Ergonomics is one of the first things users address when confronted with a RSI such as Carpal Tunnel Syndrome. It is really important to setup your computer workstation properly. Improperly setup computer desks cause extra strain on your hands, wrists, back, and body. Even the most ergonomic setup is not going to prevent overuse, but it is a small step in the right direction.
The most important aspects are:
Buy a sturdy and Ergonomic Office Chair or Ergonomic Computer Chair that fits you properly. You may need to visit a specialty office store or ergonomic office products company to find suitable products. The chair needs to allow height adjustments, depth adjustment, and provide lumbar support. The Business and Institutional Furniture Manufacturer’s Association has Chair fit guidelines.
- Adjust the chair so your feet are flat on the floor
- Monitor’s top should be in line with your eyes
- Check your posture after 15 minutes, are you slouching?
Your work area must properly fit your body. BUY a new desk if need to.
- The work surface must be at the correct height. Keyboard and Mice should be on an adjustable height platform, no two people are the same size!
- Your elbows should never be higher than your keyboard, but at a seated elbow height. Elbows should remain close to the body, forming a 90° angle. Adjustable keyboard trays can help.
- Sit close to the desk or keyboard tray to reduce arm extension. Keep your shoulders relaxed.
- Mice should be close to your body, not out to the side or high on your desk. Try to minimize the distance between the keyboard and the mouse to reduce lateral arm movement.
- Gel filled Wrist rests work for some people
- Wrist, hand, and forearm should form a horizontal straight line.
- Monitors need to be positioned so the top area on the monitor is level with your eye, using stands or phone books. Consider computer glasses if needed.
- Put the monitor 1 arm length away.
- Also consider a sit to stand Workstation that can help you to change positions.
- New desks with treadmills are starting to appear. Try them out and also consider them. You should still change positions from time to time.
Your vision affects whether you start leaning in to see your monitor. Make sure your prescription is up to date. Consider making special prescription computer glasses. I have done this and found it helps ALOT.
Setting up or upgrading your ergonomic input devices and Ergonomic Keyboard to those from vendors like Kensington or Kinesis or Kinesis Freestyle. The mouse should your hand, use smaller travel mice for smaller hands. Consider multiple input devices and swapping them every couple hours. An automatic mouse clicker also helps.

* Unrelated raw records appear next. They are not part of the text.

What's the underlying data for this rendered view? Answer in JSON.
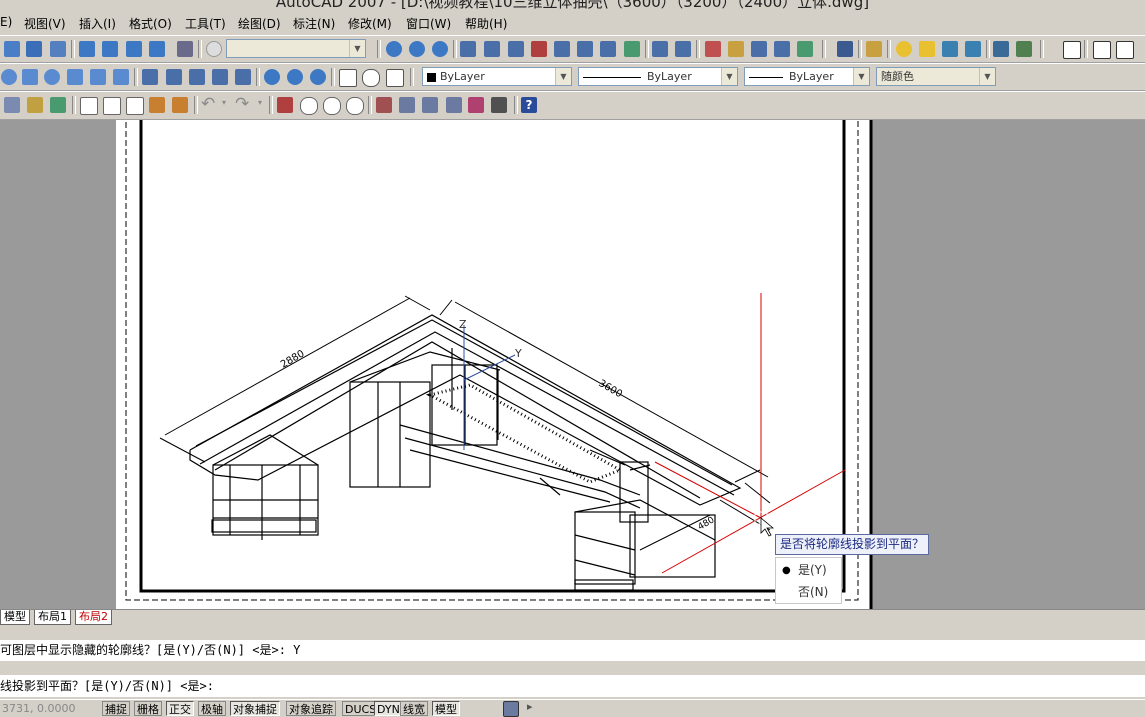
{
  "window": {
    "title": "AutoCAD 2007 - [D:\\视频教程\\10三维立体抽壳\\（3600）（3200）（2400）立体.dwg]"
  },
  "menu": [
    {
      "label": "E)"
    },
    {
      "label": "视图(V)"
    },
    {
      "label": "插入(I)"
    },
    {
      "label": "格式(O)"
    },
    {
      "label": "工具(T)"
    },
    {
      "label": "绘图(D)"
    },
    {
      "label": "标注(N)"
    },
    {
      "label": "修改(M)"
    },
    {
      "label": "窗口(W)"
    },
    {
      "label": "帮助(H)"
    }
  ],
  "properties": {
    "color": "ByLayer",
    "linetype": "ByLayer",
    "lineweight": "ByLayer",
    "plotstyle": "随颜色"
  },
  "drawing": {
    "dim_left": "2880",
    "dim_right": "3600",
    "dim_small": "480",
    "axis_z": "Z",
    "axis_y": "Y"
  },
  "tooltip": {
    "prompt": "是否将轮廓线投影到平面？",
    "option_yes": "是(Y)",
    "option_no": "否(N)"
  },
  "layout_tabs": {
    "model": "模型",
    "layout1": "布局1",
    "layout2": "布局2"
  },
  "command": {
    "line1": "可图层中显示隐藏的轮廓线？[是(Y)/否(N)] <是>: Y",
    "line2": "线投影到平面？[是(Y)/否(N)] <是>:"
  },
  "status": {
    "coords": "3731, 0.0000",
    "buttons": [
      "捕捉",
      "栅格",
      "正交",
      "极轴",
      "对象捕捉",
      "对象追踪",
      "DUCS",
      "DYN",
      "线宽",
      "模型"
    ]
  },
  "colors": {
    "crosshair": "#d40000",
    "tooltip_text": "#1a2a80"
  }
}
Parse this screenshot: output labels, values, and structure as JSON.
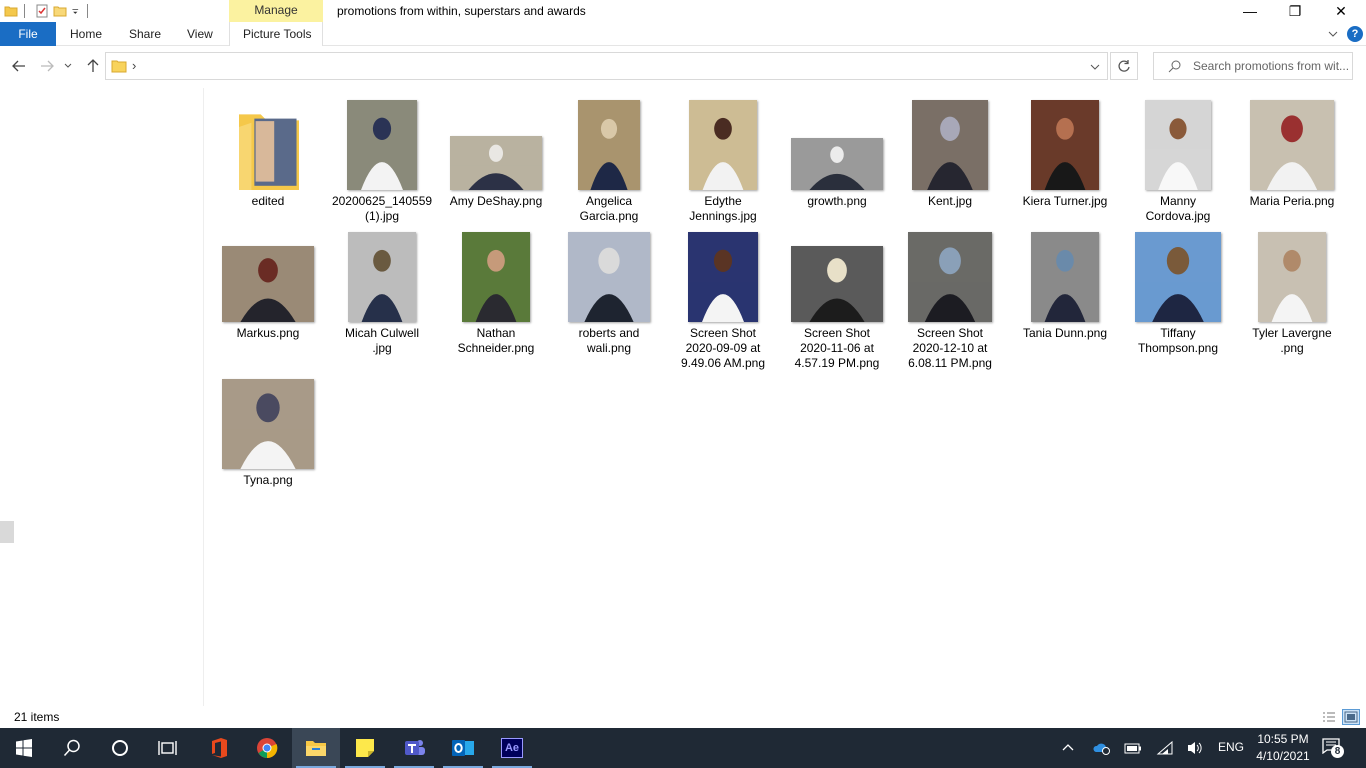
{
  "window": {
    "title": "promotions from within, superstars and awards",
    "manage_label": "Manage",
    "picture_tools_label": "Picture Tools",
    "minimize": "—",
    "maximize": "❐",
    "close": "✕"
  },
  "ribbon": {
    "file": "File",
    "home": "Home",
    "share": "Share",
    "view": "View",
    "help": "?"
  },
  "address": {
    "chevron": "›"
  },
  "search": {
    "placeholder": "Search promotions from wit..."
  },
  "status": {
    "count": "21 items"
  },
  "items": [
    {
      "label": "edited",
      "type": "folder"
    },
    {
      "label": "20200625_140559\n(1).jpg",
      "type": "image",
      "colors": [
        "#8a8a7a",
        "#f3f3f3",
        "#2a3355"
      ]
    },
    {
      "label": "Amy DeShay.png",
      "type": "image",
      "colors": [
        "#b9b2a0",
        "#2c3146",
        "#e9e7e3"
      ]
    },
    {
      "label": "Angelica\nGarcia.png",
      "type": "image",
      "colors": [
        "#a9946e",
        "#1e2846",
        "#d9c8a8"
      ]
    },
    {
      "label": "Edythe\nJennings.jpg",
      "type": "image",
      "colors": [
        "#cdbc94",
        "#f2f2f2",
        "#4a2c22"
      ]
    },
    {
      "label": "growth.png",
      "type": "image",
      "colors": [
        "#9a9a9a",
        "#2a2f3c",
        "#ececec"
      ]
    },
    {
      "label": "Kent.jpg",
      "type": "image",
      "colors": [
        "#7a6f66",
        "#262630",
        "#a8a8b8"
      ]
    },
    {
      "label": "Kiera Turner.jpg",
      "type": "image",
      "colors": [
        "#6a3a2a",
        "#181818",
        "#b57050"
      ]
    },
    {
      "label": "Manny\nCordova.jpg",
      "type": "image",
      "colors": [
        "#d5d5d5",
        "#f8f8f8",
        "#8a5a3a"
      ]
    },
    {
      "label": "Maria Peria.png",
      "type": "image",
      "colors": [
        "#c8c0b0",
        "#f2f2f2",
        "#9a3030"
      ]
    },
    {
      "label": "Markus.png",
      "type": "image",
      "colors": [
        "#9a8a76",
        "#24242c",
        "#6a2c24"
      ]
    },
    {
      "label": "Micah Culwell\n.jpg",
      "type": "image",
      "colors": [
        "#bcbcbc",
        "#26304a",
        "#6a5a40"
      ]
    },
    {
      "label": "Nathan\nSchneider.png",
      "type": "image",
      "colors": [
        "#5a7a3a",
        "#2a2a30",
        "#c69a7a"
      ]
    },
    {
      "label": "roberts and\nwali.png",
      "type": "image",
      "colors": [
        "#b0b8c8",
        "#1e2430",
        "#dadada"
      ]
    },
    {
      "label": "Screen Shot\n2020-09-09 at\n9.49.06 AM.png",
      "type": "image",
      "colors": [
        "#2a3470",
        "#f4f4f4",
        "#5a3424"
      ]
    },
    {
      "label": "Screen Shot\n2020-11-06 at\n4.57.19 PM.png",
      "type": "image",
      "colors": [
        "#5a5a5a",
        "#1c1c1c",
        "#e8e0c8"
      ]
    },
    {
      "label": "Screen Shot\n2020-12-10 at\n6.08.11 PM.png",
      "type": "image",
      "colors": [
        "#6a6a66",
        "#1c1c22",
        "#8aa0b8"
      ]
    },
    {
      "label": "Tania Dunn.png",
      "type": "image",
      "colors": [
        "#8a8a8a",
        "#22263a",
        "#6a8aaa"
      ]
    },
    {
      "label": "Tiffany\nThompson.png",
      "type": "image",
      "colors": [
        "#6a9ad0",
        "#1e2642",
        "#7a5a3a"
      ]
    },
    {
      "label": "Tyler Lavergne\n.png",
      "type": "image",
      "colors": [
        "#c8c0b2",
        "#f4f4f4",
        "#b08a6a"
      ]
    },
    {
      "label": "Tyna.png",
      "type": "image",
      "colors": [
        "#a89a88",
        "#f4f4f4",
        "#4a4a60"
      ]
    }
  ],
  "taskbar": {
    "time": "10:55 PM",
    "date": "4/10/2021",
    "lang": "ENG",
    "notifications": "8",
    "apps": [
      "windows-start",
      "search",
      "cortana",
      "task-view",
      "office",
      "chrome",
      "file-explorer",
      "sticky-notes",
      "teams",
      "outlook",
      "after-effects"
    ]
  }
}
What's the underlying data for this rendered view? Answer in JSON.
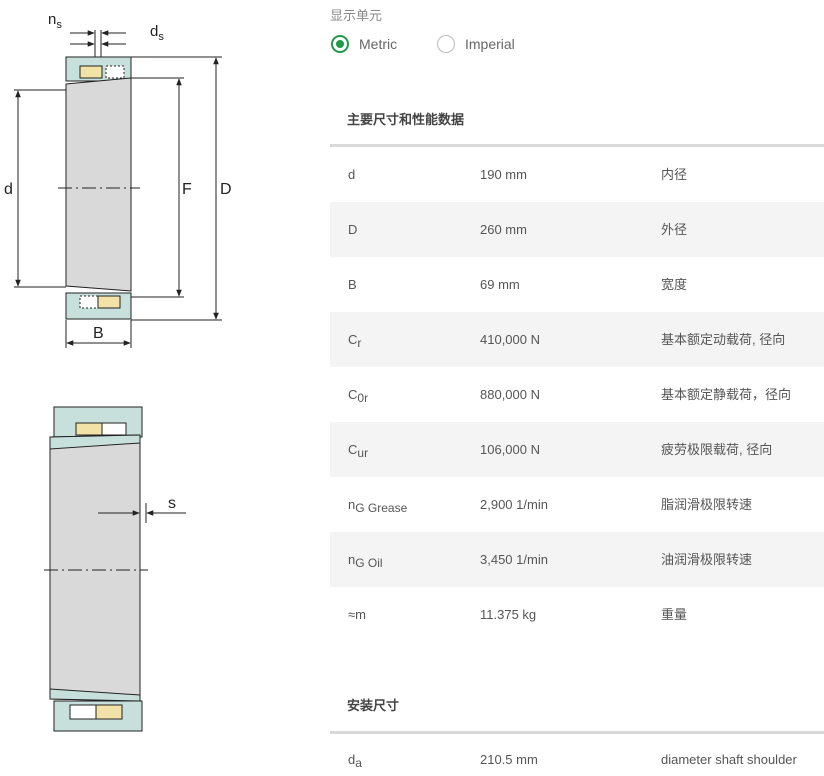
{
  "drawing": {
    "labels": {
      "ns": "n",
      "ns_sub": "s",
      "ds": "d",
      "ds_sub": "s",
      "d": "d",
      "F": "F",
      "D": "D",
      "B": "B",
      "s": "s"
    },
    "colors": {
      "ring": "#c7e0dc",
      "roller": "#f2e2a8",
      "inner": "#d9d9d9",
      "line": "#222222"
    }
  },
  "units": {
    "label": "显示单元",
    "options": [
      {
        "label": "Metric",
        "selected": true
      },
      {
        "label": "Imperial",
        "selected": false
      }
    ],
    "accent": "#1f9a4a"
  },
  "main": {
    "title": "主要尺寸和性能数据",
    "rows": [
      {
        "sym": "d",
        "sub": "",
        "value": "190 mm",
        "desc": "内径"
      },
      {
        "sym": "D",
        "sub": "",
        "value": "260 mm",
        "desc": "外径"
      },
      {
        "sym": "B",
        "sub": "",
        "value": "69 mm",
        "desc": "宽度"
      },
      {
        "sym": "C",
        "sub": "r",
        "value": "410,000 N",
        "desc": "基本额定动载荷, 径向"
      },
      {
        "sym": "C",
        "sub": "0r",
        "value": "880,000 N",
        "desc": "基本额定静载荷，径向"
      },
      {
        "sym": "C",
        "sub": "ur",
        "value": "106,000 N",
        "desc": "疲劳极限载荷, 径向"
      },
      {
        "sym": "n",
        "sub": "G Grease",
        "value": "2,900 1/min",
        "desc": "脂润滑极限转速"
      },
      {
        "sym": "n",
        "sub": "G Oil",
        "value": "3,450 1/min",
        "desc": "油润滑极限转速"
      },
      {
        "sym": "≈m",
        "sub": "",
        "value": "11.375 kg",
        "desc": "重量"
      }
    ]
  },
  "mounting": {
    "title": "安装尺寸",
    "rows": [
      {
        "sym": "d",
        "sub": "a",
        "value": "210.5 mm",
        "desc": "diameter shaft shoulder"
      }
    ]
  }
}
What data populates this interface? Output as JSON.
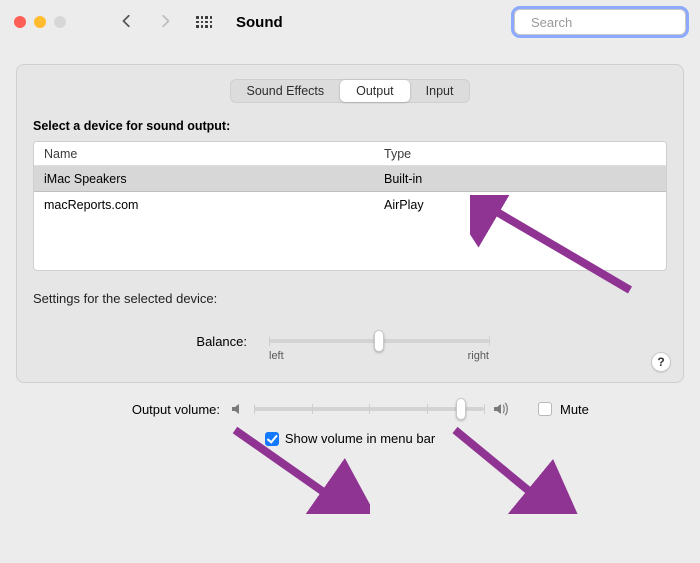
{
  "window": {
    "title": "Sound"
  },
  "search": {
    "placeholder": "Search",
    "value": ""
  },
  "tabs": {
    "items": [
      {
        "label": "Sound Effects",
        "active": false
      },
      {
        "label": "Output",
        "active": true
      },
      {
        "label": "Input",
        "active": false
      }
    ]
  },
  "output": {
    "section_title": "Select a device for sound output:",
    "columns": {
      "name": "Name",
      "type": "Type"
    },
    "devices": [
      {
        "name": "iMac Speakers",
        "type": "Built-in",
        "selected": true
      },
      {
        "name": "macReports.com",
        "type": "AirPlay",
        "selected": false
      }
    ],
    "settings_label": "Settings for the selected device:",
    "balance": {
      "label": "Balance:",
      "left": "left",
      "right": "right",
      "value_percent": 50
    }
  },
  "footer": {
    "output_volume_label": "Output volume:",
    "volume_percent": 90,
    "mute_label": "Mute",
    "mute_checked": false,
    "menubar_label": "Show volume in menu bar",
    "menubar_checked": true
  },
  "help": {
    "label": "?"
  },
  "icons": {
    "search": "magnifying-glass",
    "speaker_low": "speaker-low",
    "speaker_high": "speaker-high"
  },
  "annotations": {
    "arrows": [
      {
        "target": "airplay-row",
        "color": "#8f3492"
      },
      {
        "target": "output-volume-slider",
        "color": "#8f3492"
      },
      {
        "target": "mute-checkbox",
        "color": "#8f3492"
      }
    ]
  }
}
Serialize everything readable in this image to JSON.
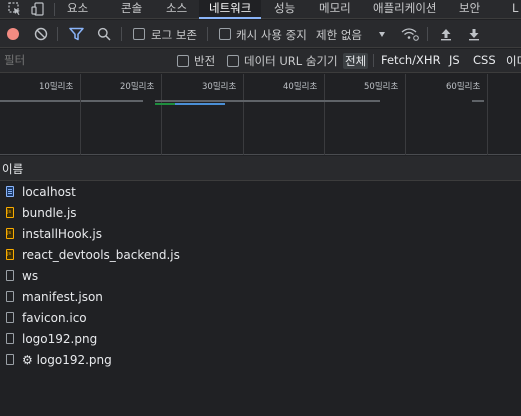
{
  "tabs": [
    {
      "label": "요소",
      "active": false
    },
    {
      "label": "콘솔",
      "active": false
    },
    {
      "label": "소스",
      "active": false
    },
    {
      "label": "네트워크",
      "active": true
    },
    {
      "label": "성능",
      "active": false
    },
    {
      "label": "메모리",
      "active": false
    },
    {
      "label": "애플리케이션",
      "active": false
    },
    {
      "label": "보안",
      "active": false
    },
    {
      "label": "L",
      "active": false
    }
  ],
  "toolbar": {
    "preserve_log_label": "로그 보존",
    "disable_cache_label": "캐시 사용 중지",
    "throttle_value": "제한 없음"
  },
  "filter": {
    "placeholder": "필터",
    "invert_label": "반전",
    "hide_data_urls_label": "데이터 URL 숨기기",
    "types": [
      "전체",
      "Fetch/XHR",
      "JS",
      "CSS",
      "이미"
    ]
  },
  "overview": {
    "ticks": [
      "10밀리초",
      "20밀리초",
      "30밀리초",
      "40밀리초",
      "50밀리초",
      "60밀리초"
    ]
  },
  "columns": {
    "name_header": "이름"
  },
  "requests": [
    {
      "name": "localhost",
      "icon": "document-icon"
    },
    {
      "name": "bundle.js",
      "icon": "script-icon"
    },
    {
      "name": "installHook.js",
      "icon": "script-icon"
    },
    {
      "name": "react_devtools_backend.js",
      "icon": "script-icon"
    },
    {
      "name": "ws",
      "icon": "file-icon"
    },
    {
      "name": "manifest.json",
      "icon": "file-icon"
    },
    {
      "name": "favicon.ico",
      "icon": "file-icon"
    },
    {
      "name": "logo192.png",
      "icon": "file-icon"
    },
    {
      "name": "⚙ logo192.png",
      "icon": "file-icon"
    }
  ],
  "colors": {
    "accent": "#8ab4f8",
    "record": "#f28b82",
    "waterfall_green": "#1e8e3e",
    "waterfall_blue": "#4a8fd6"
  }
}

Taking Breaks is incredibly important. People need to break up repetitious work like typing or mousing by getting up and stretching every 15 minutes or so. Perform the stretches that your therapist recommended. One of the problems that I had that you can learn from is stretches need to be held for 30-45 seconds, and performed several times a day. I perform them too quickly to achieve any benefit, for way too long.
It took a long time for me to understand that my hand pain was caused by impingement of the median nerve that starts up by the neck area, travels through the arm, and ends up in your hand. I thought that my problem was in my hands, while the problem was really up by my Pectoralis muscle near my upper torso area.
The body when under stress tenses up its muscles. As you work for long periods of time, you will unknowingly cause your shoulders to hunch and stiffen up. After years of abuse, your shoulder muscles including the traps will become pretty stiff. Mines needed a lot of body work to soften up.
The head is incredibly heavy. Supporting it for hours at a time especially with a forward tilt will cause a lot of problems. You can walk into virtually any office or coffee shop and see people with their head tilted forward staring at a screen. This causes the muscles in the neck, shoulder and upper back to get strained. It took me a while to understand this and to correct my posture, while working to soften up these muscles.
This is a good stretch for me as my Pectoralis Minor is tight. This muscle is a major culprit when you have poor posture, like me. The shoulders get rounded and pulled forwards, so doing the following stretch really helped me out. Again, you need to hold it for at least 30 seconds.
Another problematic muscle group for myself and many others is the Scalene Muscle connecting the neck. Long periods of holding your neck up looking at a screen will cause problems here. Give the following stretch a try:
Subscapularis is near the underarm, and is another problem area that I needed to work on.
Taking breaks during computer use is critical to healing. I use a timer like this Polder Digital Timer to remind me to take breaks. I set it for say 20 minutes, then it beeps and I stop using the computer and take a break for 20 minutes.
You can vary the amount of computer usage and break length depending on your injury status.
Voice Recognition software reduces your hands usage and hence speeds your recovery.
Professionals can examine your workstation and work habits and give you customized advice. This cost a couple hundred of dollars but has proven useful for me.
Here are some site with useful information. PRINT OUT the information you need. Do not use your computer more than necessary.
American Journal of Roentgenology has a good article covering computer ergonomics and Carpal Tunnel Syndrome. The diagrams show exactly what type of situations you should avoid.
Remember that just setting up your workstation correctly will not result in instant healing from Carpal Tunnel Syndrome. You have been injured and will probably need months to heal.